Dataset rows for apps and sites
_ _ _ _ _ _ _
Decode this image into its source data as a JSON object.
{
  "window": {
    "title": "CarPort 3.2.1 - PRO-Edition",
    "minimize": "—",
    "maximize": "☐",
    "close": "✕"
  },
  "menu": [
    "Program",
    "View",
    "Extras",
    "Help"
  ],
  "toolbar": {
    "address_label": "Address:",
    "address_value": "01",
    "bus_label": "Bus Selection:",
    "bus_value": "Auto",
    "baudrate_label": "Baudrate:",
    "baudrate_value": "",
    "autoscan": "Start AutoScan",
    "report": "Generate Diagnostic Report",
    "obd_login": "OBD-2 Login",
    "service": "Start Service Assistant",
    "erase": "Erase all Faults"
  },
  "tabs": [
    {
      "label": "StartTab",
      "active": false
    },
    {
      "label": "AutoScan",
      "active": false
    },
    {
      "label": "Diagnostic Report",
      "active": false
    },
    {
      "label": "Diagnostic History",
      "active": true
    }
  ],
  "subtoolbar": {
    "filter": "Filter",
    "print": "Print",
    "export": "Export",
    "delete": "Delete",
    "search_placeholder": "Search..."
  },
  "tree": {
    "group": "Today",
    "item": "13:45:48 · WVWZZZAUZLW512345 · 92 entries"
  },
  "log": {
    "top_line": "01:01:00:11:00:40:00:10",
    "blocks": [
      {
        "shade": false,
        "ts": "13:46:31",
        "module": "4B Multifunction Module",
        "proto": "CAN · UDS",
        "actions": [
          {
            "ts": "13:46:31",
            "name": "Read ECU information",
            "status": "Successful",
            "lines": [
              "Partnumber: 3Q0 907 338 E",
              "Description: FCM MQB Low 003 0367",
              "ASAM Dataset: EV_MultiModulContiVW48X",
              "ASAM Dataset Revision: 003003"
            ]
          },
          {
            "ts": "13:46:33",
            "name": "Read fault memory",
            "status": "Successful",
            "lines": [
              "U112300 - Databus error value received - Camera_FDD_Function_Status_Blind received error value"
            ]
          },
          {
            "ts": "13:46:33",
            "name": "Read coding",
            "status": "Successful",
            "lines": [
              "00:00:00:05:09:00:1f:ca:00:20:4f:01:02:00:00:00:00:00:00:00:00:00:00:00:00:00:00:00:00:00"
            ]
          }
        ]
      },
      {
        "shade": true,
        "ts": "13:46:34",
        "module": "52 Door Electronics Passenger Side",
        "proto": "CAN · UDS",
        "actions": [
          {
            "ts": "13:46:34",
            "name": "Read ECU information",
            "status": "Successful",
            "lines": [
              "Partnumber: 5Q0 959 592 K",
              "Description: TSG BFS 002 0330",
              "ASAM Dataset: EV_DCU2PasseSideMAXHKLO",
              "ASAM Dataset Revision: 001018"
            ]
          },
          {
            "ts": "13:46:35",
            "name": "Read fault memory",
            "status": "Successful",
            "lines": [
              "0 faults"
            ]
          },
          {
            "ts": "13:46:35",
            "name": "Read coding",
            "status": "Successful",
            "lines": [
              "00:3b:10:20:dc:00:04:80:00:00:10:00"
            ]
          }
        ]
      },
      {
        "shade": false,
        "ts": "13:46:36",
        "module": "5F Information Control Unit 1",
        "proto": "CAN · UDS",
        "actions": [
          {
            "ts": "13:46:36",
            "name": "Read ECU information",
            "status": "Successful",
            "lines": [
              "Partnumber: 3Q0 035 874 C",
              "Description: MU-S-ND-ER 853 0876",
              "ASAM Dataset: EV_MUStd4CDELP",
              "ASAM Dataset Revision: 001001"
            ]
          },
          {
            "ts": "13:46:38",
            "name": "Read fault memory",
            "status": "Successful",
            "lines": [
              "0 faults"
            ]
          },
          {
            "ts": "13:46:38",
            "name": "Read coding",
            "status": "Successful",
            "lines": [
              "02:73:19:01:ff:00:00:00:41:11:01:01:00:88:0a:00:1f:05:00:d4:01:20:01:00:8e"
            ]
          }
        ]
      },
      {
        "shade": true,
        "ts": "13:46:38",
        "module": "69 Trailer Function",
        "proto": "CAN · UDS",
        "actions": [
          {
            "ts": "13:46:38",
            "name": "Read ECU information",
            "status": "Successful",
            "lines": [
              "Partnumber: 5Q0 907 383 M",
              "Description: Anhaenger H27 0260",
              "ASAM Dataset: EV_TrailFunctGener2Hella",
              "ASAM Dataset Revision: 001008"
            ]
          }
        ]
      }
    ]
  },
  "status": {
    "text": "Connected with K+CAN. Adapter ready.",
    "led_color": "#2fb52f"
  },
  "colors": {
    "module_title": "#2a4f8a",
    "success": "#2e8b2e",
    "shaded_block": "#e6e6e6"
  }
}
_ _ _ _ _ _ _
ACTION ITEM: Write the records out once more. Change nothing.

COMPLETED TASK:
Decode this image into its source data as a JSON object.
{
  "window": {
    "title": "CarPort 3.2.1 - PRO-Edition",
    "minimize": "—",
    "maximize": "☐",
    "close": "✕"
  },
  "menu": [
    "Program",
    "View",
    "Extras",
    "Help"
  ],
  "toolbar": {
    "address_label": "Address:",
    "address_value": "01",
    "bus_label": "Bus Selection:",
    "bus_value": "Auto",
    "baudrate_label": "Baudrate:",
    "baudrate_value": "",
    "autoscan": "Start AutoScan",
    "report": "Generate Diagnostic Report",
    "obd_login": "OBD-2 Login",
    "service": "Start Service Assistant",
    "erase": "Erase all Faults"
  },
  "tabs": [
    {
      "label": "StartTab",
      "active": false
    },
    {
      "label": "AutoScan",
      "active": false
    },
    {
      "label": "Diagnostic Report",
      "active": false
    },
    {
      "label": "Diagnostic History",
      "active": true
    }
  ],
  "subtoolbar": {
    "filter": "Filter",
    "print": "Print",
    "export": "Export",
    "delete": "Delete",
    "search_placeholder": "Search..."
  },
  "tree": {
    "group": "Today",
    "item": "13:45:48 · WVWZZZAUZLW512345 · 92 entries"
  },
  "log": {
    "top_line": "01:01:00:11:00:40:00:10",
    "blocks": [
      {
        "shade": false,
        "ts": "13:46:31",
        "module": "4B Multifunction Module",
        "proto": "CAN · UDS",
        "actions": [
          {
            "ts": "13:46:31",
            "name": "Read ECU information",
            "status": "Successful",
            "lines": [
              "Partnumber: 3Q0 907 338 E",
              "Description: FCM MQB Low 003 0367",
              "ASAM Dataset: EV_MultiModulContiVW48X",
              "ASAM Dataset Revision: 003003"
            ]
          },
          {
            "ts": "13:46:33",
            "name": "Read fault memory",
            "status": "Successful",
            "lines": [
              "U112300 - Databus error value received - Camera_FDD_Function_Status_Blind received error value"
            ]
          },
          {
            "ts": "13:46:33",
            "name": "Read coding",
            "status": "Successful",
            "lines": [
              "00:00:00:05:09:00:1f:ca:00:20:4f:01:02:00:00:00:00:00:00:00:00:00:00:00:00:00:00:00:00:00"
            ]
          }
        ]
      },
      {
        "shade": true,
        "ts": "13:46:34",
        "module": "52 Door Electronics Passenger Side",
        "proto": "CAN · UDS",
        "actions": [
          {
            "ts": "13:46:34",
            "name": "Read ECU information",
            "status": "Successful",
            "lines": [
              "Partnumber: 5Q0 959 592 K",
              "Description: TSG BFS 002 0330",
              "ASAM Dataset: EV_DCU2PasseSideMAXHKLO",
              "ASAM Dataset Revision: 001018"
            ]
          },
          {
            "ts": "13:46:35",
            "name": "Read fault memory",
            "status": "Successful",
            "lines": [
              "0 faults"
            ]
          },
          {
            "ts": "13:46:35",
            "name": "Read coding",
            "status": "Successful",
            "lines": [
              "00:3b:10:20:dc:00:04:80:00:00:10:00"
            ]
          }
        ]
      },
      {
        "shade": false,
        "ts": "13:46:36",
        "module": "5F Information Control Unit 1",
        "proto": "CAN · UDS",
        "actions": [
          {
            "ts": "13:46:36",
            "name": "Read ECU information",
            "status": "Successful",
            "lines": [
              "Partnumber: 3Q0 035 874 C",
              "Description: MU-S-ND-ER 853 0876",
              "ASAM Dataset: EV_MUStd4CDELP",
              "ASAM Dataset Revision: 001001"
            ]
          },
          {
            "ts": "13:46:38",
            "name": "Read fault memory",
            "status": "Successful",
            "lines": [
              "0 faults"
            ]
          },
          {
            "ts": "13:46:38",
            "name": "Read coding",
            "status": "Successful",
            "lines": [
              "02:73:19:01:ff:00:00:00:41:11:01:01:00:88:0a:00:1f:05:00:d4:01:20:01:00:8e"
            ]
          }
        ]
      },
      {
        "shade": true,
        "ts": "13:46:38",
        "module": "69 Trailer Function",
        "proto": "CAN · UDS",
        "actions": [
          {
            "ts": "13:46:38",
            "name": "Read ECU information",
            "status": "Successful",
            "lines": [
              "Partnumber: 5Q0 907 383 M",
              "Description: Anhaenger H27 0260",
              "ASAM Dataset: EV_TrailFunctGener2Hella",
              "ASAM Dataset Revision: 001008"
            ]
          }
        ]
      }
    ]
  },
  "status": {
    "text": "Connected with K+CAN. Adapter ready.",
    "led_color": "#2fb52f"
  },
  "colors": {
    "module_title": "#2a4f8a",
    "success": "#2e8b2e",
    "shaded_block": "#e6e6e6"
  }
}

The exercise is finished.